People in groups have been shown to solve problems faster than individuals. Now researchers have found the same is true of house sparrows, and for birds too, diversity is key.
Andras Liker and Veronika Bokony of the University of Pannoniain Hungary tested the theory experimentally by presenting the sparrows with a bird feeder that had been modified with lids covering the food wells.The birds were familiar with the feeder, but had to figure out how to open the newly placed lids to get at the food. Liker, an evolutionary biologist, and Bokony,adoctoral student, observed the birds, in groups of six and in pairs,trying to get at the food. The groups of six opened four times as many lids, and did it 11 times faster than the birds in pairs.Their findings are described in an article in The Proceedings of the National Academy of Sciences and featured in a New York Times story and scienceblogs.com.
They report that the greater success of groups was not only a result of a greater number of tries, but related to higher effectiveness of a group. House sparrows are very social birds, and like many social creatures they have a range of differing abilities and personalities. Liker and Bokony concluded that diversity accounted for the greater success of the group—a group of six is more likely to have members with differing skills and experiences, which increases the chance of bringing more approaches to the problem at hand.
Several studies have shown that group living benefits animals because they are better able to avoid predators and more successful finding food. Fish in shoals forage more efficiently than a few stragglers. Cooperation has been documented in many animals. Researchers from theUniversityofCambridgefound two rooks could team up to pull strings to reach as tray of food that was inaccessible to a lone bird.Less research has been done on problem solving by animals in larger groups, though even small groups of people have been shown to solve problems better than individuals.
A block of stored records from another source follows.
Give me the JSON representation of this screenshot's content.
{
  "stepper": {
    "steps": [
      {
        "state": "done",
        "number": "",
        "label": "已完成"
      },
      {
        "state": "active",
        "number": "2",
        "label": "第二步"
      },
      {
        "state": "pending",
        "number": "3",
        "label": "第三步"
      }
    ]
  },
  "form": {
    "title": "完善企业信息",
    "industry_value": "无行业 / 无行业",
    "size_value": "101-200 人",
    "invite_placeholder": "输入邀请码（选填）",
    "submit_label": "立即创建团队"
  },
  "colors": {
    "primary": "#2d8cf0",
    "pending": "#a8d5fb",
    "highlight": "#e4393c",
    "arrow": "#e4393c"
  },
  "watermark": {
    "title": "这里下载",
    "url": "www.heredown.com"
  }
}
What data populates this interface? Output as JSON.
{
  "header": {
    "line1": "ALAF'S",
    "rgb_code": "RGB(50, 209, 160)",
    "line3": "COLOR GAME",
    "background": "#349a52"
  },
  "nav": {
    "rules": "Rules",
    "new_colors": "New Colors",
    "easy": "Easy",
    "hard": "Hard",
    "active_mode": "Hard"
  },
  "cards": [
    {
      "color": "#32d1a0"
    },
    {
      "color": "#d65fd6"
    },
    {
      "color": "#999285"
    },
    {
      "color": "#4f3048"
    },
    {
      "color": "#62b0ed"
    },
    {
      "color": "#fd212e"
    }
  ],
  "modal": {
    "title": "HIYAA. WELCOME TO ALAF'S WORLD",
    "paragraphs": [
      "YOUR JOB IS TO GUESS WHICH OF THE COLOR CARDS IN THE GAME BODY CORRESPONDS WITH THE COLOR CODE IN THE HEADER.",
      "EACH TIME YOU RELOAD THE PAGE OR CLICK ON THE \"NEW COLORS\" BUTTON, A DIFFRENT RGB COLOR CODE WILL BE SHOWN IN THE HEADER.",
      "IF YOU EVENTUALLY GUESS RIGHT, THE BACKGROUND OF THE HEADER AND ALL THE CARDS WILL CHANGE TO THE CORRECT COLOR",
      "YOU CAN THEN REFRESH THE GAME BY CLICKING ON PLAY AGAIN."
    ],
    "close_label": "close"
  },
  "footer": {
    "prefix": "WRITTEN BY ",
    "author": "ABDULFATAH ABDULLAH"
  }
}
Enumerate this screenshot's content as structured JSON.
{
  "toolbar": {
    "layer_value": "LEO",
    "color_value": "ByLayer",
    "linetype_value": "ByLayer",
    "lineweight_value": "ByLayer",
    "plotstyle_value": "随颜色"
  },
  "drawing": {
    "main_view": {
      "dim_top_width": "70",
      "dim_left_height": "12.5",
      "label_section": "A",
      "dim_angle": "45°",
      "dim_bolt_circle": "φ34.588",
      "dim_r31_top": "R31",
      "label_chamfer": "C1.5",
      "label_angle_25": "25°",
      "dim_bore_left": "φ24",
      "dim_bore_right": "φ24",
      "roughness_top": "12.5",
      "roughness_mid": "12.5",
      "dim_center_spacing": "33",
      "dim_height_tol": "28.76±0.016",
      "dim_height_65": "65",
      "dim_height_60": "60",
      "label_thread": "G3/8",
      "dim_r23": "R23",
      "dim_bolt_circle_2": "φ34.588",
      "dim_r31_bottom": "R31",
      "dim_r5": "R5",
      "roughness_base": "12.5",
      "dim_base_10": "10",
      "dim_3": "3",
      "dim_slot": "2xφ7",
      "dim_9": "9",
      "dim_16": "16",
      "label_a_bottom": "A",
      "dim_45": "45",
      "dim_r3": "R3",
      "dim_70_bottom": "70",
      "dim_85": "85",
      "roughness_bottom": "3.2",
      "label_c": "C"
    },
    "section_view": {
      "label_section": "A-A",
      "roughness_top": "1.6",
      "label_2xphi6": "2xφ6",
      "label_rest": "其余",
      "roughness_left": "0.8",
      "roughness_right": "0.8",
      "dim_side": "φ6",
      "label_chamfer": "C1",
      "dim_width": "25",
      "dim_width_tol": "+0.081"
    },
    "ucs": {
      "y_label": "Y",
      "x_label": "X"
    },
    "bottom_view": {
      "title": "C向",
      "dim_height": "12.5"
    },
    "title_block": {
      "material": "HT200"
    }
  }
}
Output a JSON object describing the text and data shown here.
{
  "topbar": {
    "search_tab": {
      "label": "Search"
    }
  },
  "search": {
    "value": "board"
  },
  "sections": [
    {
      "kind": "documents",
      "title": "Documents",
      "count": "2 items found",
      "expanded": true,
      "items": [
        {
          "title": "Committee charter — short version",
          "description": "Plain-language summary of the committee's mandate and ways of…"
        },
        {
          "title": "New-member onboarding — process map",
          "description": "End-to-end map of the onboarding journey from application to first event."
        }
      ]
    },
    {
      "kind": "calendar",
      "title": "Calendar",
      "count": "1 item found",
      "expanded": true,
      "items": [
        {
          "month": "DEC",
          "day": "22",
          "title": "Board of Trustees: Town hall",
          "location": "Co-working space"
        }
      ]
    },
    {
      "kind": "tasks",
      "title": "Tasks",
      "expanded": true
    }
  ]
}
Researchers from the University of Illinois found that three or more people solve intellectual puzzles faster than individuals or pairs. The pairs performed at the level of the more capable of the two individuals, but all groups of three or more performed better than any of the pairs, and all the groups performed better than their best member would have performed alone.Liker’s and Bokony’s research shows house sparrows in groups perform better than pairs in tackling new problems that require inventing new strategies.